» Description of the task: The answer is a single number: the count of lines in the records below that contain the word "text".

(Saved data entries)

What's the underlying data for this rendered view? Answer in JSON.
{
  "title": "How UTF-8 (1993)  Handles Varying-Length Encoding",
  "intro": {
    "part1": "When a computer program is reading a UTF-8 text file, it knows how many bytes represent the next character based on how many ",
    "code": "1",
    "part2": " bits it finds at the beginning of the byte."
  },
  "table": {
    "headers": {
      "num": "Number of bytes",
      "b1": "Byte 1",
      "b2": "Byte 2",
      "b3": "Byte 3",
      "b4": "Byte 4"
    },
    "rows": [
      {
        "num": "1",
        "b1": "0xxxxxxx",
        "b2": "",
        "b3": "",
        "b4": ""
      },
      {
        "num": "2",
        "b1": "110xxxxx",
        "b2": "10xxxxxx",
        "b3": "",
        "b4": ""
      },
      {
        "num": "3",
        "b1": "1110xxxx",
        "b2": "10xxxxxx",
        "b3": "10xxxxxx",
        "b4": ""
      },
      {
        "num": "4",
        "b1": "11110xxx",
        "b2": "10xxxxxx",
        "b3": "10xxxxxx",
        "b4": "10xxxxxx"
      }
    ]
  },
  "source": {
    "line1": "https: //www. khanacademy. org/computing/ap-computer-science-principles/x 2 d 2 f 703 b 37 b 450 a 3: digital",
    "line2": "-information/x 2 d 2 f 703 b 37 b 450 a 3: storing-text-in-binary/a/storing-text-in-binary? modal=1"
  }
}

» Exercise result: 2